Menstruation and the menstrual cycle are a part of the normal physiology of women. They involve an invisible interaction between various fluctuating hormones, especially, oestrogen and progesterone. The phase-wise physiological changes can be significant enough to alter the perioperative management of a female patient. Research studies have revealed higher levels of sympathetic activity, heart rates and blood pressures in women in the luteal phase.
Variations in the QTc interval including prolongation in the follicular phase can make the woman prone to cardiac arrhythmias. During the luteal phase, the haemodynamic response to physiological and psychological stress and tracheal intubation has been found to be increased. Several studies have shown lesser pain perception in the follicular phase.

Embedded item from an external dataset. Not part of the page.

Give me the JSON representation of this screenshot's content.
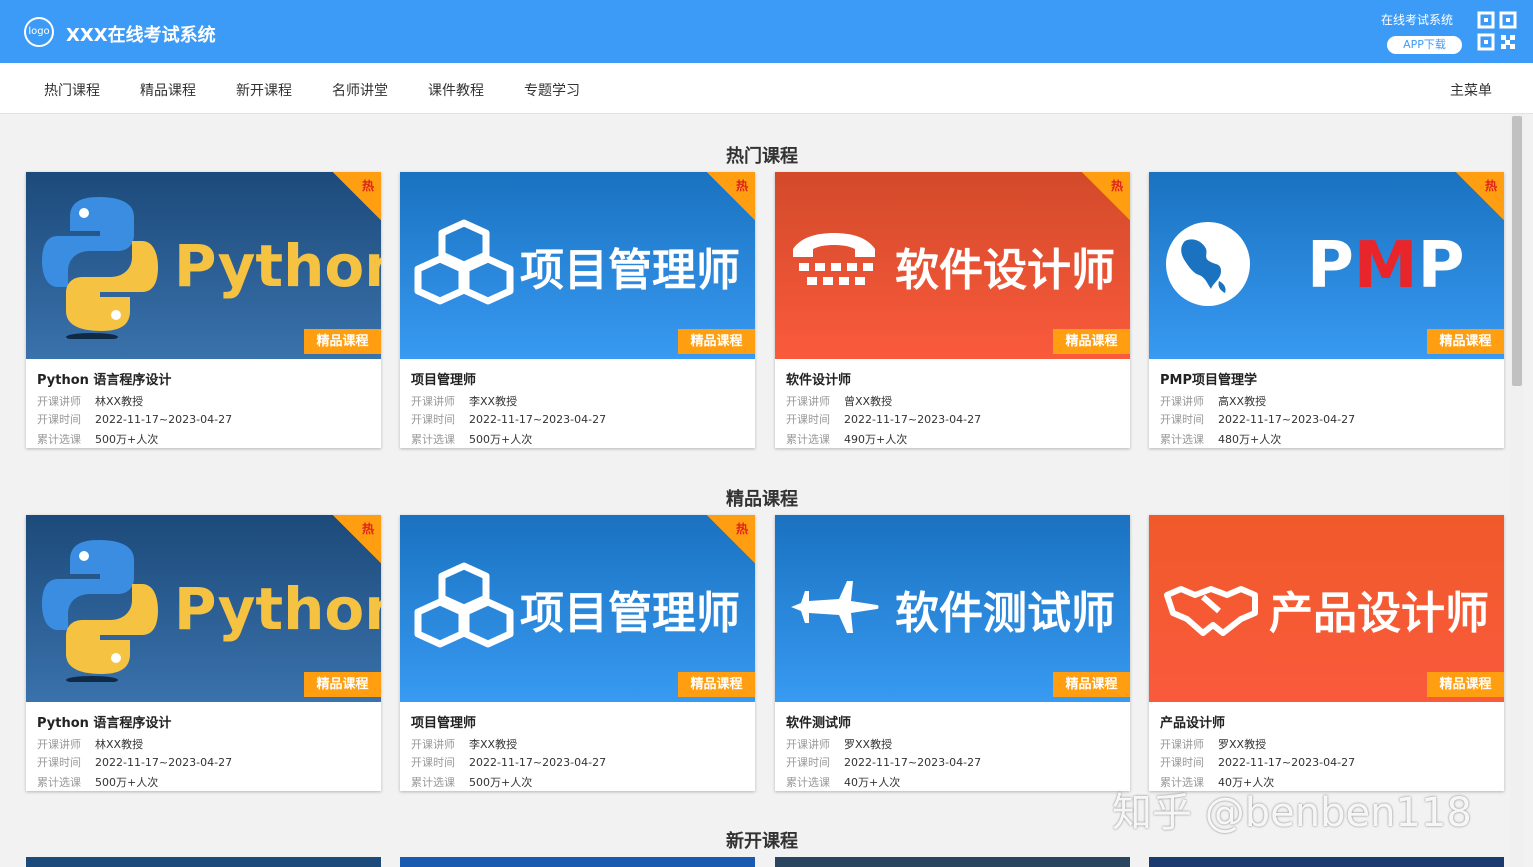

The vocal cord folds are swollen due to water retention in the follicular phase and are dry and thick during ovulation. Decreased sedative and hypnotic drug requirements in the luteal phase owing to reasons like the sedative effect of progesterone is a significant finding of several researchers.
The minimum alveolar concentration of volatile anaesthetics like sevoflurane and the requirement of the induction drug propofol was found to be less in the follicular phase as compared to the luteal phase in some studies. In the perimenstrual patient, the perioperative period may be marked by a flare-up of systemic diseases like bronchial asthma, migraine, epilepsy, mental disorders, glaucoma, and allergies and also with conditions like catamenial pneumothorax, haemothorax, peripheral and vocal cord oedema and an increased incidence of postoperative nausea and vomiting.
The ovulating female is susceptible to postoperative nausea, vomiting and a flare up of bronchial asthma. The effect of the changes in other body systems on perioperative physiology and outcomes is not very clear. We need to probe further into how the changes in the menstrual cycle can affect perioperative anaesthetic management and outcomes.
For more details click on the link: DOI: 10.4103/ija.IJA_139_18
Dr. Madhuri Kurdi
The author is MD (Anaesthesiology )and is Professor Karnataka Institute of Medical Sciences, Hubli, Karnataka. She is a member Editorial Board, Anesthesiology at Specialty Medical Dialogues.